• 11 linear variables.
• 12 binary variables.
• 24 linear inequalities and equations.
• All of the experts in optimization reading the mathematics section are thinking that the way they would solve this fast, easily and reliably would be to use Taylor series expansion to linearize the above MINLP.

The part of the original MINLP requiring linearization is the part where the cost for purchasing amounts of the product from vendor B is calculated. Meaning that the definitions for $$c_{B}$$ and $$u_{B,2}$$ need to be linearized.

Below, you can find the linearized expressions: \begin{equation} \begin{aligned} &c_{B} \simeq (5\ln(5 + 0.2) -6)y_{B,1} + \sum_n\left( \frac{5}{p_j+0.2}u_{B,j+1} + \left(- \frac{5p_j}{p_j+0.2}+5\ln(p_j+0.2)-6\right)y_{B,j+1}\right) \\ & p_j = \frac{110j+10n-55}{2}, ~\forall j \in \{1,2,\dots,n\}\\ & \left(5+55\frac{(j-1)}{n}\right)y_{B,j+1} \leq u_{B,j+1} \leq \left(5+55\frac{j}{n}\right)y_{B,j+1}, ~ \forall j \in \{1,2,\dots,n\}\\ & u_{A,1} + \sum_{i=1}^{n+1}u_{B,i} + \sum_{i=1}^{2}u_{C,i} + \sum_{i=1}^{3}u_{D,i} \geq d \\ \end{aligned} \label{Taylor} \end{equation}

With these linearizations, the original MINLP problem has become an MILP comprising of:
• 11 + n linear variables.
• 12 + n − 1 binary variables.
• 24 + 2n − 1 linear inequalities and equations.
Both problems were tested for the same series of demand d. The MILP problem was linearized in two points (n = 2) and solved using OSICBC while the MINLP problem was solved using Octeract Engine.
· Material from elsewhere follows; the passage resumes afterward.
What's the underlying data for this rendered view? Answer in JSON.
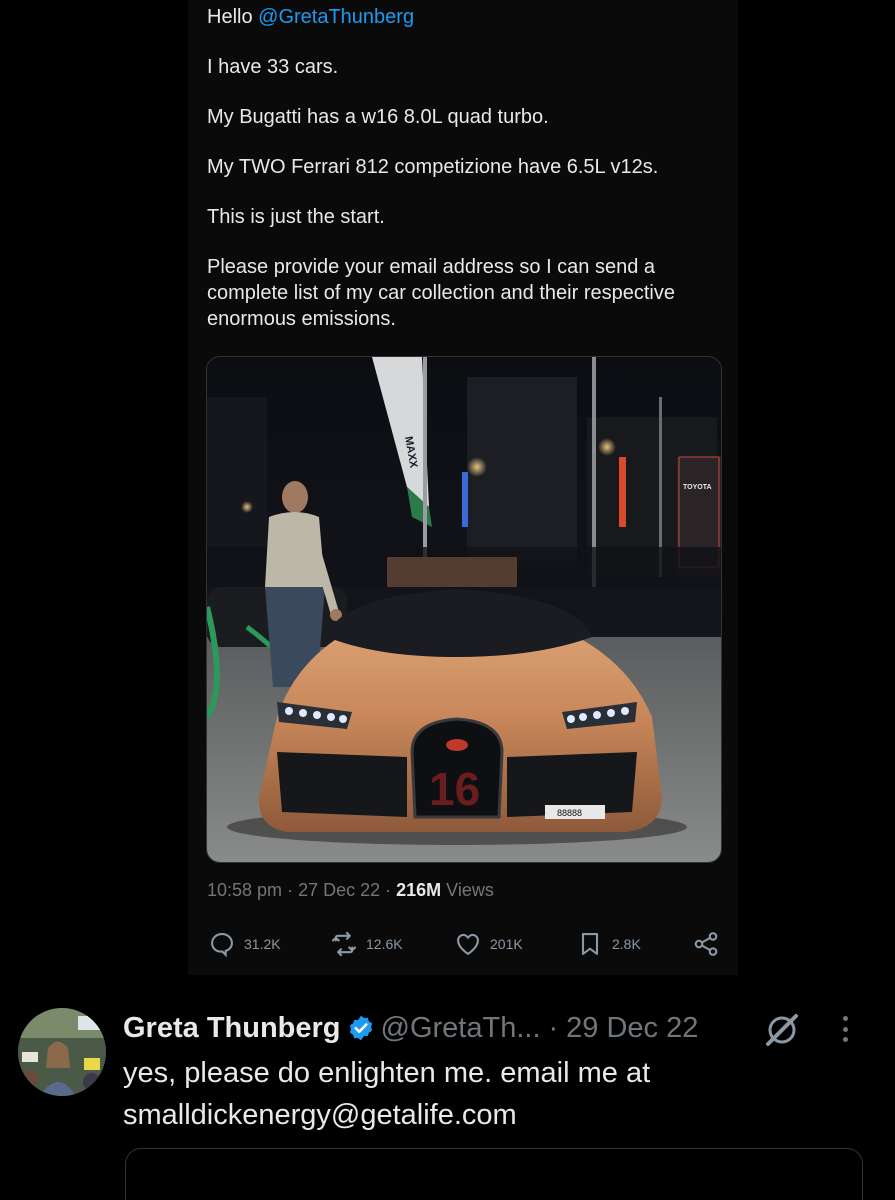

All problems returned a solution within fractions of a second for both Optimization Engines.
Bibliography

The bid evaluation problem was adapted from Chapter 3 of J. Bracken, & G. P. McCormick “Selected applications of nonlinear programming”, pp. 28–37, Wiley (1968) New York.